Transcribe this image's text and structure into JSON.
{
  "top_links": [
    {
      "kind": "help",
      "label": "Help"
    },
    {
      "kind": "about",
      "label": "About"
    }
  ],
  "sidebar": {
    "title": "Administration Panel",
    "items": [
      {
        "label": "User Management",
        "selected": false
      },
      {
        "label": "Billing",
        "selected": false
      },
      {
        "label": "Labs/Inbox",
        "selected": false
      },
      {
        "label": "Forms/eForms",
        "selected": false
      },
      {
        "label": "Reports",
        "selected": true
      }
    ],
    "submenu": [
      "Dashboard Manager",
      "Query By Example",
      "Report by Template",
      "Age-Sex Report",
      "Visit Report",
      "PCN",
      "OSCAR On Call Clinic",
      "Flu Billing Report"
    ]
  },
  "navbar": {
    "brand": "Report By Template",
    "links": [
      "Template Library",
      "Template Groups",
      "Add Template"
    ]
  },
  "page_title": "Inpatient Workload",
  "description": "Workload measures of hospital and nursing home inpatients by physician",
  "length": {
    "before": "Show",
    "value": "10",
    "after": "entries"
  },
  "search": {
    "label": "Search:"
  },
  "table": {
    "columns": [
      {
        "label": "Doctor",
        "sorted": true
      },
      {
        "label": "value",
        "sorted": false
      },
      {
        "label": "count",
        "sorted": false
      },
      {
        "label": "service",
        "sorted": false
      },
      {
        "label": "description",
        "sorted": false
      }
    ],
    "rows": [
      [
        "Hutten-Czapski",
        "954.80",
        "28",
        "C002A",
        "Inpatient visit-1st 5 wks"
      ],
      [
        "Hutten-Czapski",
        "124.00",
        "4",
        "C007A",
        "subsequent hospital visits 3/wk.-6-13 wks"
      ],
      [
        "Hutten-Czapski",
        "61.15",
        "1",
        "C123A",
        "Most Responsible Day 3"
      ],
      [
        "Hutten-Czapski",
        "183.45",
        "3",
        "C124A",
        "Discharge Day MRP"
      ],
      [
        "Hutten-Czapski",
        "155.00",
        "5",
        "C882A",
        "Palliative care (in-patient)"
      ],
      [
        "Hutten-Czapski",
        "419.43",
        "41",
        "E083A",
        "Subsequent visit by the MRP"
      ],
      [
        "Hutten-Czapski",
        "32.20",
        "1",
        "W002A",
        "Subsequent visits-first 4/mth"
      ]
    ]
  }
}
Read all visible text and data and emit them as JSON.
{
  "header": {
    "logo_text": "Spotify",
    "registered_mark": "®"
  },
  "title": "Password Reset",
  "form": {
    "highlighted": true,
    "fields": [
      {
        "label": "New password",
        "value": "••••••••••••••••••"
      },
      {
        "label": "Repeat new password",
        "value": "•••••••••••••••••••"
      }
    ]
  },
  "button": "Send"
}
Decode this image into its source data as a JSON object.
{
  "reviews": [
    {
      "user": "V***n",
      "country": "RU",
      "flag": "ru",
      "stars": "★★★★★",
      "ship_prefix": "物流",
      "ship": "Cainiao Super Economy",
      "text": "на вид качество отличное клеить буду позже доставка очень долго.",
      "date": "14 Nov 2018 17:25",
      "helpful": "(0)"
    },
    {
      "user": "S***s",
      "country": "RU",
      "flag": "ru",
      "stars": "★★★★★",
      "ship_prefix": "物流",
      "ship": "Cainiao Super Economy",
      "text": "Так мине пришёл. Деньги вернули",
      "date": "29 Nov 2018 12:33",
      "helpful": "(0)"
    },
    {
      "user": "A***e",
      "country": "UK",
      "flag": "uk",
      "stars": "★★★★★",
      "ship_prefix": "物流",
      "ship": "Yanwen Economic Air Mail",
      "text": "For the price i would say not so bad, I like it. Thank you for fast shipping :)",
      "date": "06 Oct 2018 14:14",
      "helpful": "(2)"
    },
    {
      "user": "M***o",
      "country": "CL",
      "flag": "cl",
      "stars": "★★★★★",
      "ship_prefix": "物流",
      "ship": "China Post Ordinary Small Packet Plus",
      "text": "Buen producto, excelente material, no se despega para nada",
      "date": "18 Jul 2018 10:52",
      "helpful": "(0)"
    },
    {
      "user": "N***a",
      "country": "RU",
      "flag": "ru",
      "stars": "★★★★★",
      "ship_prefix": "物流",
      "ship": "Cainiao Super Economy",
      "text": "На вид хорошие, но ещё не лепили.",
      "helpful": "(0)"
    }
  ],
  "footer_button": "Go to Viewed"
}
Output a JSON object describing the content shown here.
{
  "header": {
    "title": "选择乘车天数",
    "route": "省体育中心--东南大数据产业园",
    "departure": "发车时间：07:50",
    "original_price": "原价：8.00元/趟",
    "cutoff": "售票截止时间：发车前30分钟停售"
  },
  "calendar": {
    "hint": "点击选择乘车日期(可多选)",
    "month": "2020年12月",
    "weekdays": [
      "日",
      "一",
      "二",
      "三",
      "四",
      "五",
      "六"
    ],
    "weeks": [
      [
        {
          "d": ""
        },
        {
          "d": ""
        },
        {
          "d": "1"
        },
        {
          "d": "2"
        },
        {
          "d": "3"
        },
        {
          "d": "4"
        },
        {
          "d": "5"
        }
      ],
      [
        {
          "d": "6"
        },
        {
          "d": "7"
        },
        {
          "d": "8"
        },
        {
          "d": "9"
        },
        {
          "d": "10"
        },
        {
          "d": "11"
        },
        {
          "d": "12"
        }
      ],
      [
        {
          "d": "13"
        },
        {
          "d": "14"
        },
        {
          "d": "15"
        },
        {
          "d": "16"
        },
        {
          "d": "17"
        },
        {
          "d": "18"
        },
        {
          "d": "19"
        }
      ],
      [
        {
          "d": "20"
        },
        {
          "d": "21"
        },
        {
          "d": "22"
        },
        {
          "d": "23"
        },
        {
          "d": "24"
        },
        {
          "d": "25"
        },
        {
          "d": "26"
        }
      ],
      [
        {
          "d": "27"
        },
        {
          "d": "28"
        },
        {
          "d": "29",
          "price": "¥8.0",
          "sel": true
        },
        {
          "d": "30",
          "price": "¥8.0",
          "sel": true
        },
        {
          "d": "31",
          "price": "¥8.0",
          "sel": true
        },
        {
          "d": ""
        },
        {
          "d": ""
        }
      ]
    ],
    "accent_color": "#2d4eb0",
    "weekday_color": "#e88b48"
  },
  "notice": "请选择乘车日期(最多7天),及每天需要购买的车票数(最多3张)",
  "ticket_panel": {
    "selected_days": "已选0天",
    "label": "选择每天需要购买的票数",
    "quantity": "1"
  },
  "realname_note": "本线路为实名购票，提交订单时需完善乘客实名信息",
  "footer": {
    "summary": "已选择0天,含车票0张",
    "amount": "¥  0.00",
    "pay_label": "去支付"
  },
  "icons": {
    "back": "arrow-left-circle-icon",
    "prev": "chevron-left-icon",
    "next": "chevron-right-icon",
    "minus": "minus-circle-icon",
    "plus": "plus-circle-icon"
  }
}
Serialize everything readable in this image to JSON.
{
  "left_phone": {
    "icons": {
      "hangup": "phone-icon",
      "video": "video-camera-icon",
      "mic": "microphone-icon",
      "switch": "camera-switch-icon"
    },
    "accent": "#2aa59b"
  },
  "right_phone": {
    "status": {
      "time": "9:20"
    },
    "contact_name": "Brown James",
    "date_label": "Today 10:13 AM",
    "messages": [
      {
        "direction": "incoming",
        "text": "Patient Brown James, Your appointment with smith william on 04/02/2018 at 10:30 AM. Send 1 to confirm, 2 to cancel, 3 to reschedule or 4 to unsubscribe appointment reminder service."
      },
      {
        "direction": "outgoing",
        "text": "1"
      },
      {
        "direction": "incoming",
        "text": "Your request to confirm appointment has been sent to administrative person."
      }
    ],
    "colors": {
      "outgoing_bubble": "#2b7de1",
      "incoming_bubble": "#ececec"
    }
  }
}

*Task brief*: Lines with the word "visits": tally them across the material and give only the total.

*Your response*: 2